__What is being asked__.
Work out how many lines of the records contain "duration". Answer with the number and nothing else.

__Dataset extract__.
>>>

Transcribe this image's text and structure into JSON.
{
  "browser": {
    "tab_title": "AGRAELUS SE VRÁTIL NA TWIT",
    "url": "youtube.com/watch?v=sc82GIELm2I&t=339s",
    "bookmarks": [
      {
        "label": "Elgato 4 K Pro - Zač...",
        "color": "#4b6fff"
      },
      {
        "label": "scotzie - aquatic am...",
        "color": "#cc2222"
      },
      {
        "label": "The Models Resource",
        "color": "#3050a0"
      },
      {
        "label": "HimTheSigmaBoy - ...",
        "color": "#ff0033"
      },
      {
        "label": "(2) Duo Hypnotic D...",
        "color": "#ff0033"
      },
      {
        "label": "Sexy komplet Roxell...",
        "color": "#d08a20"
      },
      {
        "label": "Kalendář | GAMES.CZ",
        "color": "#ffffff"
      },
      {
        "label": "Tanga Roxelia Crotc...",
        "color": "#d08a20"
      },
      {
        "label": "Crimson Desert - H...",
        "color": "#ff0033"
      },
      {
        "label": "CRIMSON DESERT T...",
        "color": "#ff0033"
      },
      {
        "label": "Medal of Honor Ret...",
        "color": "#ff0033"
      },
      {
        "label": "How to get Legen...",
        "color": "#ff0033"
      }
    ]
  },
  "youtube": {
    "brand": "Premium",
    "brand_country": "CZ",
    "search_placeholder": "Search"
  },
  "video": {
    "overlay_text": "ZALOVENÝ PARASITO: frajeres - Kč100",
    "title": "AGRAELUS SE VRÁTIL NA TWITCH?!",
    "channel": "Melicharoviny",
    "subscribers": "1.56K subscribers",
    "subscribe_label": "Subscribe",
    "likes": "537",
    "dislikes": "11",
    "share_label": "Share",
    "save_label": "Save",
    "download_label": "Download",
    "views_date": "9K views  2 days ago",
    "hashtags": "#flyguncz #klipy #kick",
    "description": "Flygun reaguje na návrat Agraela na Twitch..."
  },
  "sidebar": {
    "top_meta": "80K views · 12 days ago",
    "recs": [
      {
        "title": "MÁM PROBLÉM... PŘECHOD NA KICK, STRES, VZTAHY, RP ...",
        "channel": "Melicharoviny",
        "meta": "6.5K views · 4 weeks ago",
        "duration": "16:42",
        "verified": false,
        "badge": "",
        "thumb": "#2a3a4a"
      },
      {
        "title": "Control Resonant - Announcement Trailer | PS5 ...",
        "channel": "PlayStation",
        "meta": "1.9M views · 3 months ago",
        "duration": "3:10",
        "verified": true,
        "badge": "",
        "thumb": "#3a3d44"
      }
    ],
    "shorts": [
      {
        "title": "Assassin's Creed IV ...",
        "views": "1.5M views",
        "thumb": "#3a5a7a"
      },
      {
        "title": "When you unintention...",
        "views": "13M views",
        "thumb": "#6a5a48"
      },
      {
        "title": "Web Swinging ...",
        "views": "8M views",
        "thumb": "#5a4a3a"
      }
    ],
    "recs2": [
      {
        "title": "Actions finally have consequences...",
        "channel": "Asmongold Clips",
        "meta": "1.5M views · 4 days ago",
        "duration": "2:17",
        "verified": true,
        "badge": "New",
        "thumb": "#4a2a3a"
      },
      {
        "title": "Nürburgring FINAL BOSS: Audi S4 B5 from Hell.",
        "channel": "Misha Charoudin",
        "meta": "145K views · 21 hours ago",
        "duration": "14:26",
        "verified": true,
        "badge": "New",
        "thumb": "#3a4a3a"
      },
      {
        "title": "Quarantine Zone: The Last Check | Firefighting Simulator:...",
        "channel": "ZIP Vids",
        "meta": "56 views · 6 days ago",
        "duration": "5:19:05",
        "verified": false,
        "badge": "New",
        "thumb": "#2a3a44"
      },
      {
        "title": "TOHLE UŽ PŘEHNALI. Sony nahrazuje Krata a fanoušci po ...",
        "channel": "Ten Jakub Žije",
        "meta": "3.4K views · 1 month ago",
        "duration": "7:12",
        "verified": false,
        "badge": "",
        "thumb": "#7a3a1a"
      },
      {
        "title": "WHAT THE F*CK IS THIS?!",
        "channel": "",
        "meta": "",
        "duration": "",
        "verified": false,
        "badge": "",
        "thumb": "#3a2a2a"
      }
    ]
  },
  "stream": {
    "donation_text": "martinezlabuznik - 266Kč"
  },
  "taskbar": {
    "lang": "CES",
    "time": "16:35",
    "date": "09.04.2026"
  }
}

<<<
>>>

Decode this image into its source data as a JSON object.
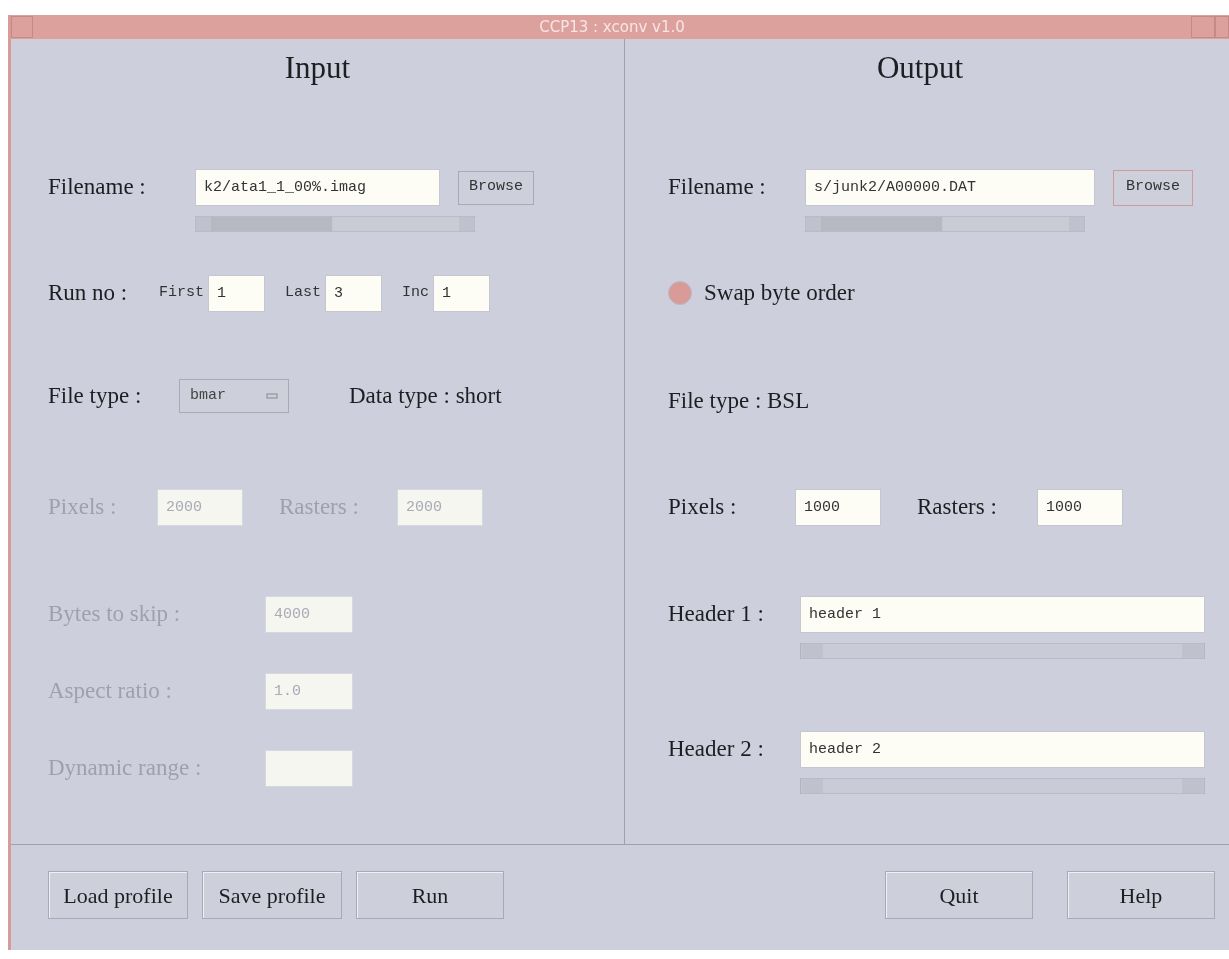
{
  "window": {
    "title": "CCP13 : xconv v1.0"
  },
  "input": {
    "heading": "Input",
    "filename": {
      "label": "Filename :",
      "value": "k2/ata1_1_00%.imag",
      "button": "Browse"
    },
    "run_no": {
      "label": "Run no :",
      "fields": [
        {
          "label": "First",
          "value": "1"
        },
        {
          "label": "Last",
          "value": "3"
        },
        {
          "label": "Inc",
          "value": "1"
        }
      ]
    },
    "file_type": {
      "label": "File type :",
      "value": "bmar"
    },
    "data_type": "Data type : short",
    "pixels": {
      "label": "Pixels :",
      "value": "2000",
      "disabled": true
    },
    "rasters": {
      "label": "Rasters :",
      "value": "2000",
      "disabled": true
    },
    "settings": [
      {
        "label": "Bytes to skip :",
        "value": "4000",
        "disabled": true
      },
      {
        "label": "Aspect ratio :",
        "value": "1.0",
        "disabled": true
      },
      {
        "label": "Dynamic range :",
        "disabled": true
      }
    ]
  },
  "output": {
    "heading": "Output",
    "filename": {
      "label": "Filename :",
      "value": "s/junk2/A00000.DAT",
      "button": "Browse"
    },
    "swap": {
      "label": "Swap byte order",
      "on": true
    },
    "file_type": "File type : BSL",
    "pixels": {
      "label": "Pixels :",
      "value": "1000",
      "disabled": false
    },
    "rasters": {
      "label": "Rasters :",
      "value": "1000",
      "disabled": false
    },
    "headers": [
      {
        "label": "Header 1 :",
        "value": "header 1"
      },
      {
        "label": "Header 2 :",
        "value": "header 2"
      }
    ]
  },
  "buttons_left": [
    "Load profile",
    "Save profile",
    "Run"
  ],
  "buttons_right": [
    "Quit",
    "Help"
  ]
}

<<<

__Task answer__.
7